Overly: We run as a slate. I am Jack Conway’s running mate. What sets me apart is the person I am running with. Jack serves with integrity and success.
WI: One of you may be accused of having too much private sector experience and not enough legislative experience, while the other may hear the opposite—too much government experience and too little in the private sector. How do you respond?
Hampton: I don’t see this as a disadvantage. I have a history of learning. If I could get a MBA in my 40's I can learn anything. You have to know what you don’t know and then pursue it.
Overly: If you look at my experience, I can do both. I have been an attorney in private practice for years. I was an engineer. I owned my own business since 2000. I know what it’s like to work to keep the lights on.
WI: Rep. Overly, how were you accepted as the first female House Majority Caucus Chair?
Overly: I ran against an incumbent and won. It was a time of celebration.
WI: Why did you decide not to run for Congress against Andy Barr?
Overly: I am a mother of two young girls. They are in school here and I didn’t want to be traveling out of state.
WI: What do you fear?
Overly: I fear that in Kentucky we will make decisions this fall that can stop our state from moving forward instead of taking opportunities to be something more.
WI: You have degrees from the University of Kentucky and University of Louisville. Cats or Cards?
Overly: I cheer for both. I can wear red and blue quite well together.
WI: Favorite quote?
Overly: “The best way to predict the future is to create it” –Abraham Lincoln
WI: Ms. Hampton, you won the nomination by 83 votes. What would you have done if you had not won?
Hampton: This was not originally on my to-do list. I was thinking about what would be next in the private sector or the opportunities like what field reps do for people like Senator McConnell. And t\hen I got called to serve and am glad to be part of something great.
WI: You lost your bid to represent District 20 in 2014 against Jody Richards who received 63.3% of the vote. Was this a practice run for this race?
Hampton: There was great momentum in that race. It felt good.
WI: What has prepared you for this run in politics?

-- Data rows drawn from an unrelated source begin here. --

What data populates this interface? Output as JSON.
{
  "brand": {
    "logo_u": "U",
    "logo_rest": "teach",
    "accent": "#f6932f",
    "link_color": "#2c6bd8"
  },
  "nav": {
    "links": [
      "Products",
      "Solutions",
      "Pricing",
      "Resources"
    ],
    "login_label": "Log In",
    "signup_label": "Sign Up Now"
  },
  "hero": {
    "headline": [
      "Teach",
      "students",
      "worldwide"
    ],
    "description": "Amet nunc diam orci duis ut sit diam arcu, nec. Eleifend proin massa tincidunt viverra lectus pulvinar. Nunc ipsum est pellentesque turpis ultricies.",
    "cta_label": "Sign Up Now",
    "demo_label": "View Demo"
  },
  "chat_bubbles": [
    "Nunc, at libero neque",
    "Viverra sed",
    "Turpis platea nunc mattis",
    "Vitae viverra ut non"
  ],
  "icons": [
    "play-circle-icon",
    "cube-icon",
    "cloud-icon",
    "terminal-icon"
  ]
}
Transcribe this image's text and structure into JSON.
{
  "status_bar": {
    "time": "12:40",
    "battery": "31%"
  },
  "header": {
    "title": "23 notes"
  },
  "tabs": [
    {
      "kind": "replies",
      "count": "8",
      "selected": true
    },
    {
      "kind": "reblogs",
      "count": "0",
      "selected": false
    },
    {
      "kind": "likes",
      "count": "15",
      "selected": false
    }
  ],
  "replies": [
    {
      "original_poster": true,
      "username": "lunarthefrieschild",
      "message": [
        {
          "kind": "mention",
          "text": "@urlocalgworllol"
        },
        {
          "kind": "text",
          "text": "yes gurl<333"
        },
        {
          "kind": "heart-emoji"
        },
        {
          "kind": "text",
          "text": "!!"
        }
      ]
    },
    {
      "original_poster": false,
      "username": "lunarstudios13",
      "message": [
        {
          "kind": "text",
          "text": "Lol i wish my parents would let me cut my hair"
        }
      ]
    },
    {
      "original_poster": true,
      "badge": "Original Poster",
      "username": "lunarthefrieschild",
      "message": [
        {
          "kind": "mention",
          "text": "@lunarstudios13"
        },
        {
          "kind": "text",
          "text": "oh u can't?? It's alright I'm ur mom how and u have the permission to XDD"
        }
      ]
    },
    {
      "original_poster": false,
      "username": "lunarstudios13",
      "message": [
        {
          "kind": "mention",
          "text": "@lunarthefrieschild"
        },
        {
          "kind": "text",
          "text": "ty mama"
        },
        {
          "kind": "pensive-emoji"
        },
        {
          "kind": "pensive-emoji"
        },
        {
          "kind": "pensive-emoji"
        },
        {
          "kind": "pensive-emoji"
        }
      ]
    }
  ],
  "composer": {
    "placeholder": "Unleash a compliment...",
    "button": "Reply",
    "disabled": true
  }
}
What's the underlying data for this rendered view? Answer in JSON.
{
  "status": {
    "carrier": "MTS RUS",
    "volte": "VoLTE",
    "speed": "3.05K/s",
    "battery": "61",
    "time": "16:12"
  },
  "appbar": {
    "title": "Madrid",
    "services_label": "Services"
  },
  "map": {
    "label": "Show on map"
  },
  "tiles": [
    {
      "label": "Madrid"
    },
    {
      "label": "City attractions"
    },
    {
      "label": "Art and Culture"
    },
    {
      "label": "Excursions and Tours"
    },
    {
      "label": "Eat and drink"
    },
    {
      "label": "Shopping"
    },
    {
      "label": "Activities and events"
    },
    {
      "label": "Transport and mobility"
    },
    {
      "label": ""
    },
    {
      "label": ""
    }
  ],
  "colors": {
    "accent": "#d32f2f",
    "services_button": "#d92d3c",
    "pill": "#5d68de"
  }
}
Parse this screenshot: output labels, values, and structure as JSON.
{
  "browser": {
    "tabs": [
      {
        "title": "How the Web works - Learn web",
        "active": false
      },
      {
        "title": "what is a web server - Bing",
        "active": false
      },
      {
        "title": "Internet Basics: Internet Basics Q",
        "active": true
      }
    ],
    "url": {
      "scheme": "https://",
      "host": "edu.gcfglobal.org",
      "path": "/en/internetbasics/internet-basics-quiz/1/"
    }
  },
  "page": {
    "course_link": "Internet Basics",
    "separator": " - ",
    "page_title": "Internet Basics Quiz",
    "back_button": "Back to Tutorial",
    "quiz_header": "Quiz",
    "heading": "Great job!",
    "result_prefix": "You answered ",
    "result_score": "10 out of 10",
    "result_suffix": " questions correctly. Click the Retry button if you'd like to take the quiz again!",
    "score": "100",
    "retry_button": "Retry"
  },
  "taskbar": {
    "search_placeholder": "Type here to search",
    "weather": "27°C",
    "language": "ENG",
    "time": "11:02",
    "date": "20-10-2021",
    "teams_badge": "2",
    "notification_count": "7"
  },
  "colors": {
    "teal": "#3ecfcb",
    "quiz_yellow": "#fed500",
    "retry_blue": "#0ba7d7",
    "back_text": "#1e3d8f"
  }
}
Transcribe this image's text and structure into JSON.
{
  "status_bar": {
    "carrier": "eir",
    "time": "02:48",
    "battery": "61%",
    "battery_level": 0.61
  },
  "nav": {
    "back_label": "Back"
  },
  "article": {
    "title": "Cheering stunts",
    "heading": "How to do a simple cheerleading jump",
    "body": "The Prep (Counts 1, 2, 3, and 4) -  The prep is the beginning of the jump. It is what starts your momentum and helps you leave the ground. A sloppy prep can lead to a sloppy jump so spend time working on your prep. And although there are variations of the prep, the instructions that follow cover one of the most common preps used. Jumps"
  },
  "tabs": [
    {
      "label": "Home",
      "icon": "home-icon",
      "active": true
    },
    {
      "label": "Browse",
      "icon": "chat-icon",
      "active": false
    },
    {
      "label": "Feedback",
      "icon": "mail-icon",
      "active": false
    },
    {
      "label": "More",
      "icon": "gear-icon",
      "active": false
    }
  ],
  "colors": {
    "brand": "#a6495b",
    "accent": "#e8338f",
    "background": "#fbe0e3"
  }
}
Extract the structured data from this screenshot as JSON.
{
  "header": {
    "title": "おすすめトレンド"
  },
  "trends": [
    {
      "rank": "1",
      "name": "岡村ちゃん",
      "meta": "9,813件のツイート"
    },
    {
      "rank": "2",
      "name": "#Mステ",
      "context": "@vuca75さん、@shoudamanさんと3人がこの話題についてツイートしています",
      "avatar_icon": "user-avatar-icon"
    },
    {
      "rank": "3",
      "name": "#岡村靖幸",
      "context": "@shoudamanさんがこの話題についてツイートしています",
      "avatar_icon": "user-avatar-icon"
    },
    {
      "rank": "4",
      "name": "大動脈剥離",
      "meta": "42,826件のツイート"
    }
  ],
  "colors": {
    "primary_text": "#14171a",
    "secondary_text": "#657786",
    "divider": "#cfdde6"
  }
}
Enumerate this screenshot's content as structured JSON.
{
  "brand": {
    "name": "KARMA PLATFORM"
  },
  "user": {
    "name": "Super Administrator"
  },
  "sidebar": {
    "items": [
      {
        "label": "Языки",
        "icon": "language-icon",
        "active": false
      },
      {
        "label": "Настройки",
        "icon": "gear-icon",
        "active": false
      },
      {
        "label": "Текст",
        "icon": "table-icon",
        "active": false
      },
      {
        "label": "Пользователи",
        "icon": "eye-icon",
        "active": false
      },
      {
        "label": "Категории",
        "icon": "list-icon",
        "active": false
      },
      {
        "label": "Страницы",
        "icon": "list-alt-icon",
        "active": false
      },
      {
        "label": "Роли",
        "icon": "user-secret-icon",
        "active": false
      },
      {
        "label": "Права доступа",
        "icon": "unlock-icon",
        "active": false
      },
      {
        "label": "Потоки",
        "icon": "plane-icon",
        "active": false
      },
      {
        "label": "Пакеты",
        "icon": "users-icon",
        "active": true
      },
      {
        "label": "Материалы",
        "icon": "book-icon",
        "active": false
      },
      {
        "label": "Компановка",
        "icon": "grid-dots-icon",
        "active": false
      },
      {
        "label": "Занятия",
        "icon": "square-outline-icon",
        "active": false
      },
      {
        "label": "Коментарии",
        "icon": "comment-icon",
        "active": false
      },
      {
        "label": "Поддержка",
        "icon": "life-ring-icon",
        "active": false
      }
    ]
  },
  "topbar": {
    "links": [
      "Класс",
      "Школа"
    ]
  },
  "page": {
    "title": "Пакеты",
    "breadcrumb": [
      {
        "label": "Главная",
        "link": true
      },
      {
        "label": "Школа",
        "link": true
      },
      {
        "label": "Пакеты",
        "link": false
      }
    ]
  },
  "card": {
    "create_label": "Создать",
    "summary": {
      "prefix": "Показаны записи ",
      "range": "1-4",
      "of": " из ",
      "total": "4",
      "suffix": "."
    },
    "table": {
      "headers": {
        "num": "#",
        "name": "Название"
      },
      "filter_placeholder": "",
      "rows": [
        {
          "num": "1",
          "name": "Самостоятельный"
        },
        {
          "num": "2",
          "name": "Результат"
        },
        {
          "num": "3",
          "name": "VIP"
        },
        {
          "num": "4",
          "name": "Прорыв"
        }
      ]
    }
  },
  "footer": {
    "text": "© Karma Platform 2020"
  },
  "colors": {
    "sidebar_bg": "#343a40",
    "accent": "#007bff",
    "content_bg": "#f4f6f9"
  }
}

Hampton: I had volunteered in Regina Webb’s campaign against Jody Richards and then there was my campaign. I have been watching the process of legislation for some time. I attended everything I could— school board meetings, fiscal court. I’m the lone conservative in my family. Matt Bevin became my mentor. But I learned a lot from my mother. After the riots in Detroit, my mother, who had no more than a high school education, was offered food. She refused to take food that was stolen during a riot. Values are important.
WI: What is your greatest fear?
Hampton: That we will lose our country due to apathy. Too many don’t appreciate America. We are an anomaly that focuses on the individual. Other countries don’t.
Hampton: “Stand fast therefore in the liberty wherewith Christ hath made us free, and be not entangled again with the yoke of bondage” -- Galatians 5:1.
Women’s Initiative Columns are written by Laura Kroeger, past chair of the Women’s Initiative and president of Communications Project Partners.